*** Begin section ***
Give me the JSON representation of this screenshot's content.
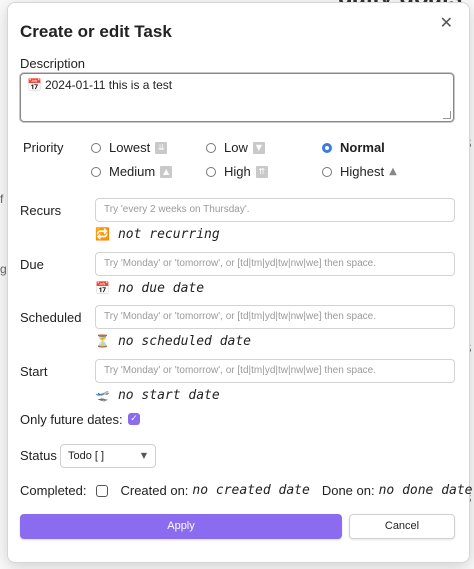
{
  "background": {
    "heading": "daily goals",
    "right_glyphs": [
      "S",
      "o",
      "S",
      "u",
      "s",
      "S"
    ],
    "left_glyphs": [
      "f",
      "g"
    ]
  },
  "modal": {
    "title": "Create or edit Task",
    "close_icon": "close-icon"
  },
  "description": {
    "label": "Description",
    "value": "2024-01-11 this is a test",
    "icon": "calendar-icon"
  },
  "priority": {
    "label": "Priority",
    "options": [
      {
        "label": "Lowest",
        "icon": "double-down-icon",
        "selected": false
      },
      {
        "label": "Low",
        "icon": "down-icon",
        "selected": false
      },
      {
        "label": "Normal",
        "icon": "",
        "selected": true
      },
      {
        "label": "Medium",
        "icon": "up-icon",
        "selected": false
      },
      {
        "label": "High",
        "icon": "double-up-icon",
        "selected": false
      },
      {
        "label": "Highest",
        "icon": "triangle-up-icon",
        "selected": false
      }
    ]
  },
  "recurs": {
    "label": "Recurs",
    "placeholder": "Try 'every 2 weeks on Thursday'.",
    "status": "not recurring",
    "status_icon": "repeat-icon"
  },
  "due": {
    "label": "Due",
    "placeholder": "Try 'Monday' or 'tomorrow', or [td|tm|yd|tw|nw|we] then space.",
    "status": "no due date",
    "status_icon": "calendar-icon"
  },
  "scheduled": {
    "label": "Scheduled",
    "placeholder": "Try 'Monday' or 'tomorrow', or [td|tm|yd|tw|nw|we] then space.",
    "status": "no scheduled date",
    "status_icon": "hourglass-icon"
  },
  "start": {
    "label": "Start",
    "placeholder": "Try 'Monday' or 'tomorrow', or [td|tm|yd|tw|nw|we] then space.",
    "status": "no start date",
    "status_icon": "plane-icon"
  },
  "future_dates": {
    "label": "Only future dates:",
    "checked": true
  },
  "status": {
    "label": "Status",
    "value": "Todo [ ]"
  },
  "completed": {
    "label": "Completed:",
    "checked": false,
    "created_label": "Created on:",
    "created_value": "no created date",
    "done_label": "Done on:",
    "done_value": "no done date"
  },
  "buttons": {
    "apply": "Apply",
    "cancel": "Cancel"
  },
  "colors": {
    "accent": "#8b6cf0",
    "radio_selected": "#3a7be0"
  }
}
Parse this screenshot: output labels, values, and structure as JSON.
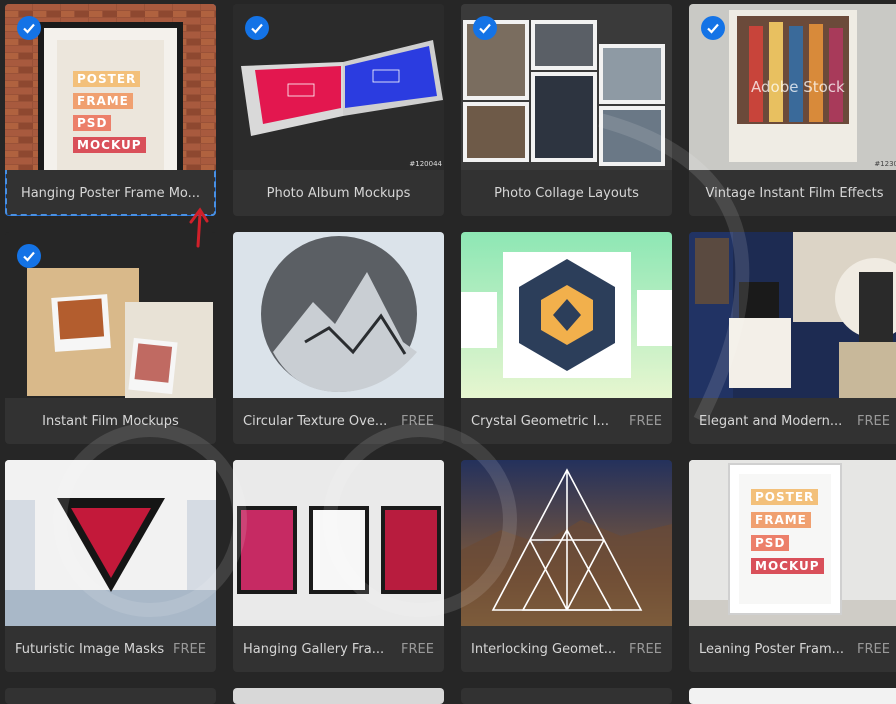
{
  "templates": [
    {
      "title": "Hanging Poster Frame Mo...",
      "free": "",
      "selected": true,
      "poster_lines": [
        "POSTER",
        "FRAME",
        "PSD",
        "MOCKUP"
      ]
    },
    {
      "title": "Photo Album Mockups",
      "free": "",
      "selected": true,
      "stock_id": "#120044"
    },
    {
      "title": "Photo Collage Layouts",
      "free": "",
      "selected": true
    },
    {
      "title": "Vintage Instant Film Effects",
      "free": "",
      "selected": true,
      "watermark": "Adobe Stock",
      "stock_id": "#1230"
    },
    {
      "title": "Instant Film Mockups",
      "free": "",
      "selected": true
    },
    {
      "title": "Circular Texture Ove...",
      "free": "FREE",
      "selected": false
    },
    {
      "title": "Crystal Geometric I...",
      "free": "FREE",
      "selected": false
    },
    {
      "title": "Elegant and Modern...",
      "free": "FREE",
      "selected": false
    },
    {
      "title": "Futuristic Image Masks",
      "free": "FREE",
      "selected": false
    },
    {
      "title": "Hanging Gallery Fra...",
      "free": "FREE",
      "selected": false
    },
    {
      "title": "Interlocking Geomet...",
      "free": "FREE",
      "selected": false
    },
    {
      "title": "Leaning Poster Fram...",
      "free": "FREE",
      "selected": false,
      "poster_lines": [
        "POSTER",
        "FRAME",
        "PSD",
        "MOCKUP"
      ]
    }
  ],
  "colors": {
    "accent": "#1473e6",
    "card_bg": "#323232",
    "page_bg": "#262626"
  }
}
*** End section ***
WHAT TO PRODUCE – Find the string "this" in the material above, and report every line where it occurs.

EXPECTED ANSWER –
Give me the JSON representation of this screenshot's content.
    "value": "2024-01-11 this is a test",
Parse this screenshot: output labels, values, and structure as JSON.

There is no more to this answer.